[Component data from apps and pages]

-- -- --

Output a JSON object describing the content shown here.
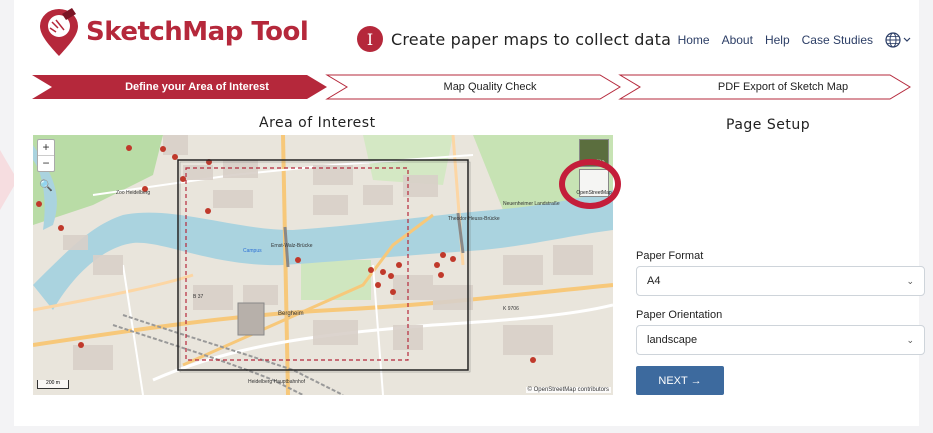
{
  "header": {
    "brand": "SketchMap Tool",
    "step_badge": "I",
    "tagline": "Create paper maps to collect data",
    "nav": [
      "Home",
      "About",
      "Help",
      "Case Studies"
    ],
    "globe_icon": "globe-icon"
  },
  "stepper": {
    "steps": [
      {
        "label": "Define your Area of Interest",
        "active": true
      },
      {
        "label": "Map Quality Check",
        "active": false
      },
      {
        "label": "PDF Export of Sketch Map",
        "active": false
      }
    ],
    "active_color": "#b5283b"
  },
  "map_section": {
    "title": "Area of Interest",
    "zoom_in": "+",
    "zoom_out": "−",
    "layer_satellite": "Satellite",
    "layer_osm": "OpenStreetMap",
    "scale": "200 m",
    "attribution": "© OpenStreetMap contributors",
    "map_labels": {
      "zoo": "Zoo Heidelberg",
      "bridge": "Ernst-Walz-Brücke",
      "bergheim": "Bergheim",
      "b37": "B 37",
      "theodor": "Theodor-Heuss-Brücke",
      "neuenheim": "Neuenheimer Landstraße",
      "campus": "Campus",
      "station": "Heidelberg Hauptbahnhof",
      "k9706": "K 9706"
    }
  },
  "page_setup": {
    "title": "Page Setup",
    "paper_format_label": "Paper Format",
    "paper_format_value": "A4",
    "paper_orientation_label": "Paper Orientation",
    "paper_orientation_value": "landscape",
    "next_button": "NEXT →"
  },
  "colors": {
    "brand": "#b5283b",
    "button": "#3d6a9e",
    "highlight_circle": "#c41e3a"
  }
}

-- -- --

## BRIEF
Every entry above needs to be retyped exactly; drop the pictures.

## ANSWER SECTION
Output a JSON object describing the content shown here.
{
  "header": {
    "brand": "SketchMap Tool",
    "step_badge": "I",
    "tagline": "Create paper maps to collect data",
    "nav": [
      "Home",
      "About",
      "Help",
      "Case Studies"
    ],
    "globe_icon": "globe-icon"
  },
  "stepper": {
    "steps": [
      {
        "label": "Define your Area of Interest",
        "active": true
      },
      {
        "label": "Map Quality Check",
        "active": false
      },
      {
        "label": "PDF Export of Sketch Map",
        "active": false
      }
    ],
    "active_color": "#b5283b"
  },
  "map_section": {
    "title": "Area of Interest",
    "zoom_in": "+",
    "zoom_out": "−",
    "layer_satellite": "Satellite",
    "layer_osm": "OpenStreetMap",
    "scale": "200 m",
    "attribution": "© OpenStreetMap contributors",
    "map_labels": {
      "zoo": "Zoo Heidelberg",
      "bridge": "Ernst-Walz-Brücke",
      "bergheim": "Bergheim",
      "b37": "B 37",
      "theodor": "Theodor-Heuss-Brücke",
      "neuenheim": "Neuenheimer Landstraße",
      "campus": "Campus",
      "station": "Heidelberg Hauptbahnhof",
      "k9706": "K 9706"
    }
  },
  "page_setup": {
    "title": "Page Setup",
    "paper_format_label": "Paper Format",
    "paper_format_value": "A4",
    "paper_orientation_label": "Paper Orientation",
    "paper_orientation_value": "landscape",
    "next_button": "NEXT →"
  },
  "colors": {
    "brand": "#b5283b",
    "button": "#3d6a9e",
    "highlight_circle": "#c41e3a"
  }
}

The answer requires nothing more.